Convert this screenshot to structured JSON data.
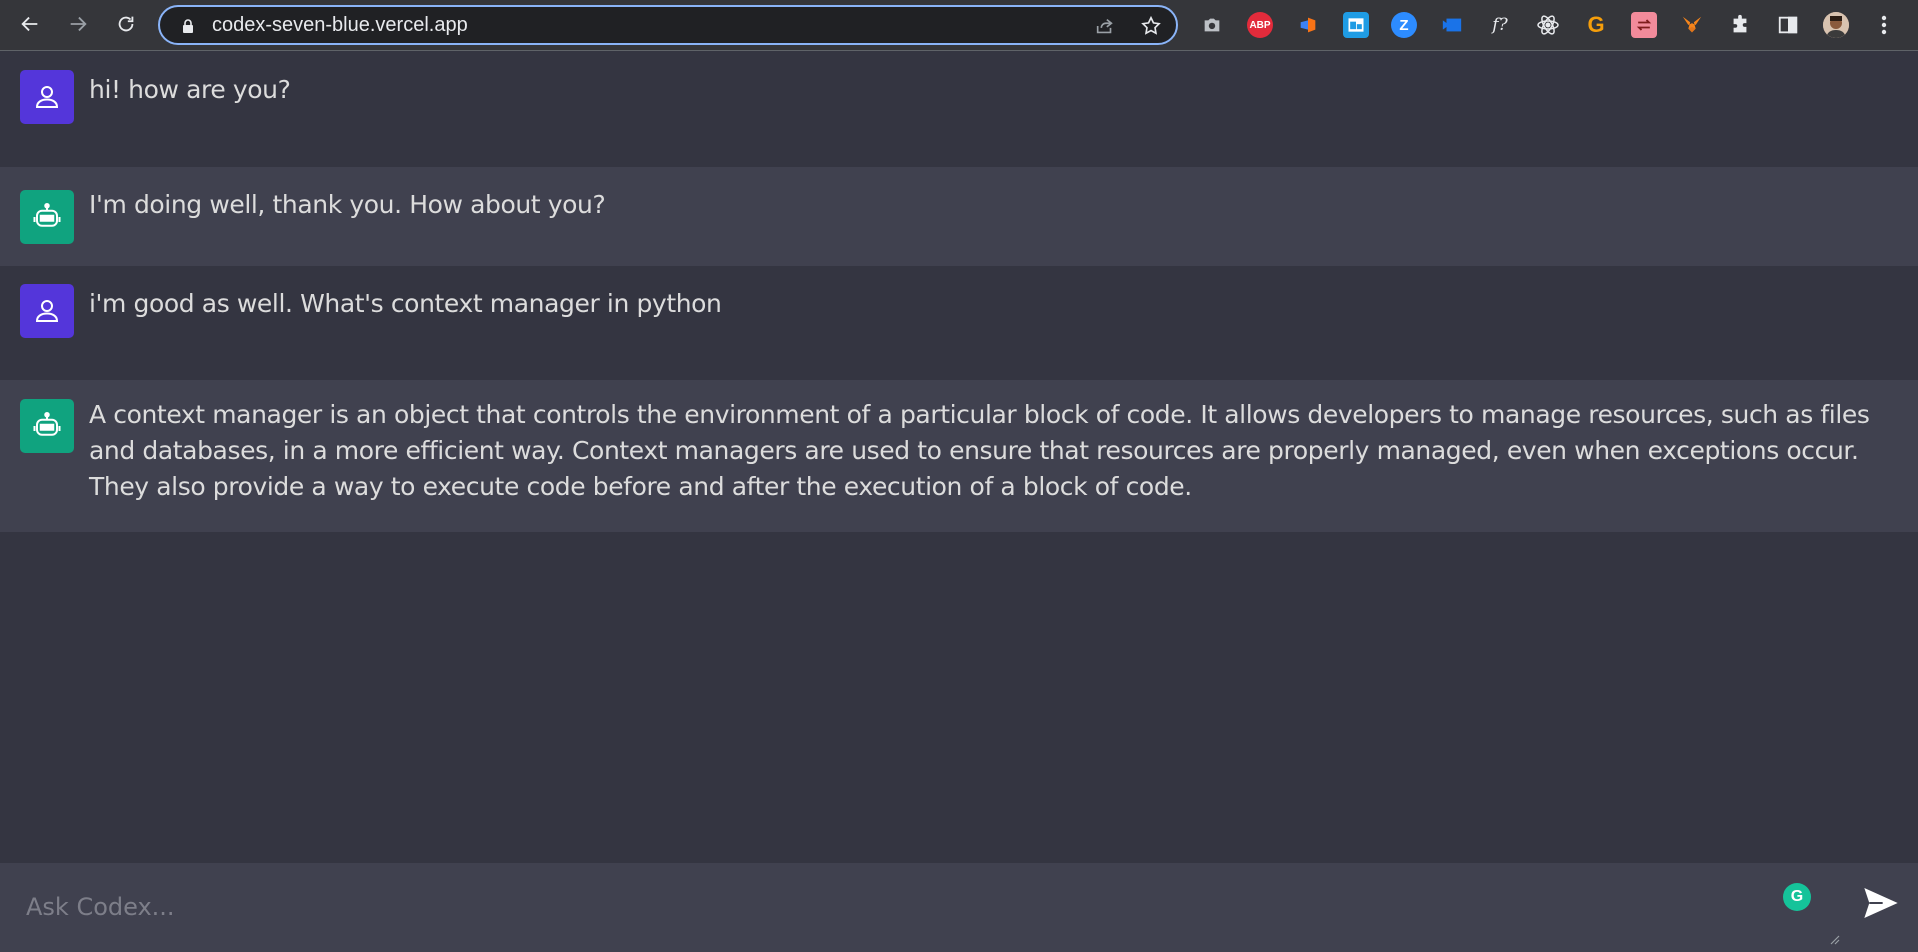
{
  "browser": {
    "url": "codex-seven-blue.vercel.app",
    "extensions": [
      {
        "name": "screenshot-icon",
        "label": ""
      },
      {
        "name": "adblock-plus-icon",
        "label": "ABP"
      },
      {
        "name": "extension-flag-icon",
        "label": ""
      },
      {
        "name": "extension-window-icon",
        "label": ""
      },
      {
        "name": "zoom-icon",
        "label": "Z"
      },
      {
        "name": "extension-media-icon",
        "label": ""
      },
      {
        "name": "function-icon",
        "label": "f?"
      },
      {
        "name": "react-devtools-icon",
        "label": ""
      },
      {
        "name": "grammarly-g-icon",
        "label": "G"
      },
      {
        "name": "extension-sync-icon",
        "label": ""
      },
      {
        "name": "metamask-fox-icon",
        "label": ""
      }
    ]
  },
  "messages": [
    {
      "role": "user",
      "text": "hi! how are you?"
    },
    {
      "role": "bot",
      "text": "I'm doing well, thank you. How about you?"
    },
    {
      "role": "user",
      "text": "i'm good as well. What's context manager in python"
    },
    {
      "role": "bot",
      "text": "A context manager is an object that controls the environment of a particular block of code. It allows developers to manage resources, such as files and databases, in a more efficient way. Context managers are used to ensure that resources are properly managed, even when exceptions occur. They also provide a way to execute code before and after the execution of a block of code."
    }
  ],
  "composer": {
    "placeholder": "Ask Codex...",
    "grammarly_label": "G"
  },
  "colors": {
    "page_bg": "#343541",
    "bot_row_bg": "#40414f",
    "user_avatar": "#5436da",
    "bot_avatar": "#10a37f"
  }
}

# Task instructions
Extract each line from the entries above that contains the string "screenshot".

# Answer space
Convert this screenshot to structured JSON data.
        "name": "screenshot-icon",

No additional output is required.